ANTIQUES AND ALLEGED ANTIQUES.
Commodore Gerry's recent dispute with the custom house authorities as to the age of an imported
pair of andirons brings up the old grievance of the haunting doubt that attaches to the majority of alleged
ancient works of art. It recalls the unpleasant experience of Robert Garrett, who paid $15,000 for a
painting upon a European dealer's guarantee that it was by an old master, and was taxed a duty of $4,500 upon
it, the government experts deciding that it was less than a hundred years old, and could not claim
free entry as an antique.
Without the most complete evidence in its favor, there is always a strong presumption against the authenticity of a
challenged relic. The supply of paintings is necessarily a limited one; the demand for them
constantly increases. The important canvases whose lineages are above suspicion are safely enshrined in the great
public or semi public collections. Some European countries prohibit, by strict statues, the exportation of
ancient art works. On the other hand, forgery is easy, and has notoriously flourished for generations.
The making of copies to be sold as originals has long been an established industry in Rome, Florence, Paris,
and even nearer home. It is not strange that there should be cases, such as we have previously mentioned,
of the discovery of false credentials even in the high places of art. It is said that a canvas which held
a place of honor in the Paris Exposition of 1889 was recently proved a forgery. How then shall the rank and
file of collectors escape deception?
STRANGE STORIES FROM FRANCE.
It is not only the old masters that have attracted the talents of the copyist. Demand creates supply, and there are
wielders of the brush who stand ready to oblige the public with the work of any school that may happen to be in fashion,
contemporary or medieval.
Sometimes a painter has been more or less an accomplice in the production of spurious canvases bearing his own name. Strange stories are told, for instance, to
account for the marvelous abundance of Corots and Courbets. Corot, it is asserted, used to sign pictures brought
to him by poor and struggling artists, to enable them to find a market - a form of benevolence that showed a most reckless disregard of his
own reputation and of the public's rights.
Courbet, the communist painter, founded a sort of picture factory when he was in exile at Geneva. The French
courts had condemned him to pay the cost of restoring the Vendome Column, thrown down
by his orders during those red and ruinous days of 1871. It was his one desire to amass money to pay this huge fine, and to earn his
return to his beloved Paris. With the help of four or five industrious assistants,

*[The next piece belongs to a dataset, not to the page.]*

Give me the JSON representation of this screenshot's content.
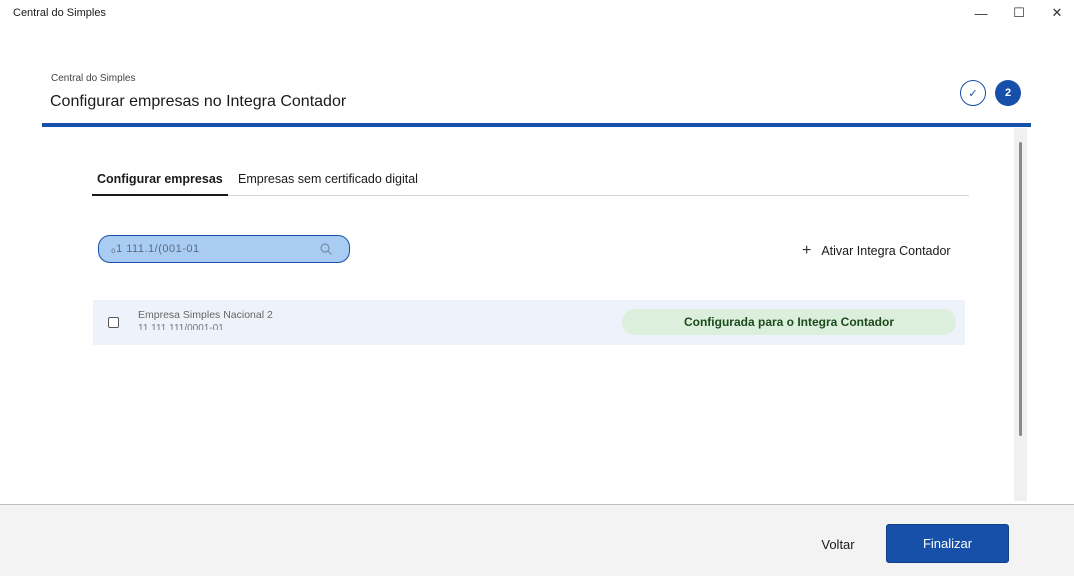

he turned out salable canvases just as the elder Dumas used to produce his voluminous romances, the master's
contribution consisting of little more than his signature. When he died, with his task still incomplete,
some of his scholars had caught his style so well that they decided to continue the business at the old stand, and it is said that they have
been painting admirable Courbets ever since!
A FIFTY THOUSAND DOLLAR CANVAS.
Of course, in spite of what is said in the preceding paragraphs, pictures of the very highest class, from the brushes of the older masters,
do sometimes come to America for sale. There is one now in a New York dealer's gallery - Turner's "St. Mark's Place, Venice,"
a specimen of the great English colorist at his best, with a pedigree that is above suspicion. It was painted in 1830, and
in 1830, and last came from the Price collection, which was sold about a year ago in London. It is in
excellent condition, too - which is more than can be said for
some of the most highly prized canvases in the National Gallery's great collection of this master's work.
The price asked for it is the good round sum of $50,000, which after all is by no means extravagant.
first rate Turners have been selling well up toward that figure in the last few years, and their value is steadily advancing.
Indeed, Mr. Cornelius Vanderbilt is said to have paid a little more than $50,000 apiece - ten thousand
guineas, to be exact - for the two he bought not long ago, one of which was also a Venetian scene.
There is a prbability that the "St. Mark's Place" may be bought by subscription and presented to
the Metropolitan Museum, which does not own a representative Turner. By the time this
magazine appears, it is to be hoped that the probability may have become accomplished fact.